Do you know that feeling when you are holidays and walking down the street looking for a restaurant? You are not familiar with the area and the place is bussing with lots of people. There are plenty of choices, yet you don’t know which one to choose.
Some restaurants are busy, some half full and others empty. So, which one do you pick?
Each time I ask this question in training, most people tell me they would choose the busy one. When I ask why I get similar responses.
They assume it must be good if everyone else is going there. Sometimes they even say they are just drawn to it. So, what does this say about us as people, as buyers or even the human condition?
Psychologists describe this social phenomenon as social proof or even the herd mentality. We tend to look to other people when we are unsure of a situation. We assume they have the knowledge and inside track. So when lots of other people believe something is great, we assume they must be right and we follow.
We like to fit in, so we often do things because everyone else is doing it. The feeling is even stronger when we know the people or can relate to them. When we have these experiences, we are more likely to listen, influenced and drawn into the situation.
Clever sales people adapt the principle of creating the “busy restaurant syndrome” when selling their product or service. They don’t present a long list of features or benefits (which the customer probably isn’t interested in or will forget). Having previously identified what is important to the customer; they build a picture and tell a story about other user’s experience.
They talk about how they have helped the other company, the positive impact, results or experience gained by the other customer. They make it tangible with facts and talk in terms of benefits. To be effective they will instil mystery to entice interest, so the potential buyer will want to find out more.
We all know most people don’t like pushy salespeople either. So, the clever sales person who adopts this approach will naturally come across as a little more laid back, confident and less forceful. And from the customer’s perspective they will appear less desperate and more trustworthy.
Used correctly, “creating the busy restaurant syndrome” can be a very useful tool to influence and persuade customers in any sales presentation to the point of making the sale.
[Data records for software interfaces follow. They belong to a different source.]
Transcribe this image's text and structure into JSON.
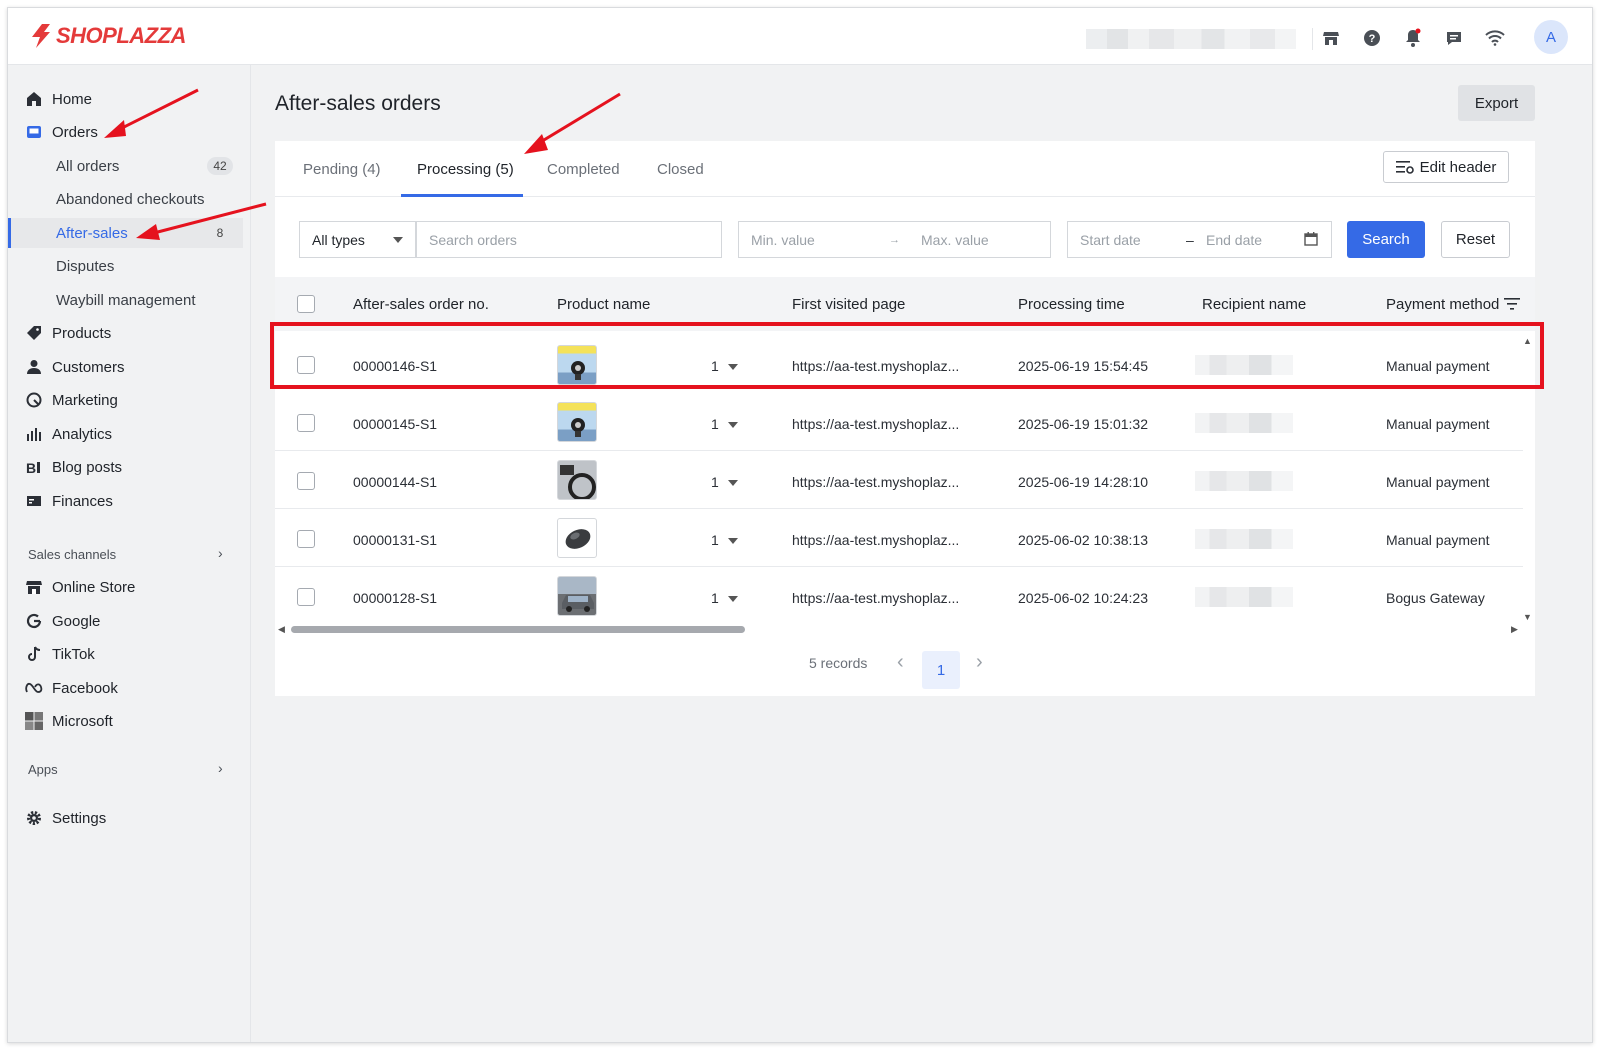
{
  "brand": {
    "name": "SHOPLAZZA",
    "color": "#e43a3a"
  },
  "topbar": {
    "icons": [
      "store-icon",
      "help-icon",
      "bell-icon",
      "chat-icon",
      "wifi-icon"
    ],
    "avatar_letter": "A"
  },
  "sidebar": {
    "items": [
      {
        "label": "Home",
        "icon": "home-icon"
      },
      {
        "label": "Orders",
        "icon": "orders-icon"
      },
      {
        "label": "Products",
        "icon": "tag-icon"
      },
      {
        "label": "Customers",
        "icon": "person-icon"
      },
      {
        "label": "Marketing",
        "icon": "marketing-icon"
      },
      {
        "label": "Analytics",
        "icon": "bar-chart-icon"
      },
      {
        "label": "Blog posts",
        "icon": "blog-icon"
      },
      {
        "label": "Finances",
        "icon": "finance-icon"
      }
    ],
    "order_subitems": [
      {
        "label": "All orders",
        "badge": "42"
      },
      {
        "label": "Abandoned checkouts",
        "badge": ""
      },
      {
        "label": "After-sales",
        "badge": "8"
      },
      {
        "label": "Disputes",
        "badge": ""
      },
      {
        "label": "Waybill management",
        "badge": ""
      }
    ],
    "sales_channels_label": "Sales channels",
    "channels": [
      {
        "label": "Online Store",
        "icon": "store-icon"
      },
      {
        "label": "Google",
        "icon": "google-icon"
      },
      {
        "label": "TikTok",
        "icon": "tiktok-icon"
      },
      {
        "label": "Facebook",
        "icon": "meta-icon"
      },
      {
        "label": "Microsoft",
        "icon": "microsoft-icon"
      }
    ],
    "apps_label": "Apps",
    "settings_label": "Settings"
  },
  "main": {
    "title": "After-sales orders",
    "export_label": "Export",
    "tabs": [
      {
        "label": "Pending  (4)"
      },
      {
        "label": "Processing  (5)"
      },
      {
        "label": "Completed"
      },
      {
        "label": "Closed"
      }
    ],
    "active_tab": "Processing  (5)",
    "edit_header_label": "Edit header",
    "filters": {
      "type_select": "All types",
      "search_placeholder": "Search orders",
      "min_placeholder": "Min. value",
      "max_placeholder": "Max. value",
      "start_placeholder": "Start date",
      "end_placeholder": "End date",
      "search_label": "Search",
      "reset_label": "Reset"
    },
    "table": {
      "columns": [
        "After-sales order no.",
        "Product name",
        "First visited page",
        "Processing time",
        "Recipient name",
        "Payment method"
      ],
      "rows": [
        {
          "order_no": "00000146-S1",
          "qty": "1",
          "page": "https://aa-test.myshoplaz...",
          "time": "2025-06-19 15:54:45",
          "payment": "Manual payment",
          "thumb": "phone-holder"
        },
        {
          "order_no": "00000145-S1",
          "qty": "1",
          "page": "https://aa-test.myshoplaz...",
          "time": "2025-06-19 15:01:32",
          "payment": "Manual payment",
          "thumb": "phone-holder"
        },
        {
          "order_no": "00000144-S1",
          "qty": "1",
          "page": "https://aa-test.myshoplaz...",
          "time": "2025-06-19 14:28:10",
          "payment": "Manual payment",
          "thumb": "car-interior"
        },
        {
          "order_no": "00000131-S1",
          "qty": "1",
          "page": "https://aa-test.myshoplaz...",
          "time": "2025-06-02 10:38:13",
          "payment": "Manual payment",
          "thumb": "mouse"
        },
        {
          "order_no": "00000128-S1",
          "qty": "1",
          "page": "https://aa-test.myshoplaz...",
          "time": "2025-06-02 10:24:23",
          "payment": "Bogus Gateway",
          "thumb": "car"
        }
      ]
    },
    "pagination": {
      "records": "5 records",
      "current_page": "1"
    }
  },
  "colors": {
    "accent": "#356ae6",
    "highlight": "#e5121e"
  }
}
My advice is to keep the story short, relevant and honest - enough to entice interest and create a demand. Just like the busy restaurant when you assume it must be good and now you really want a table.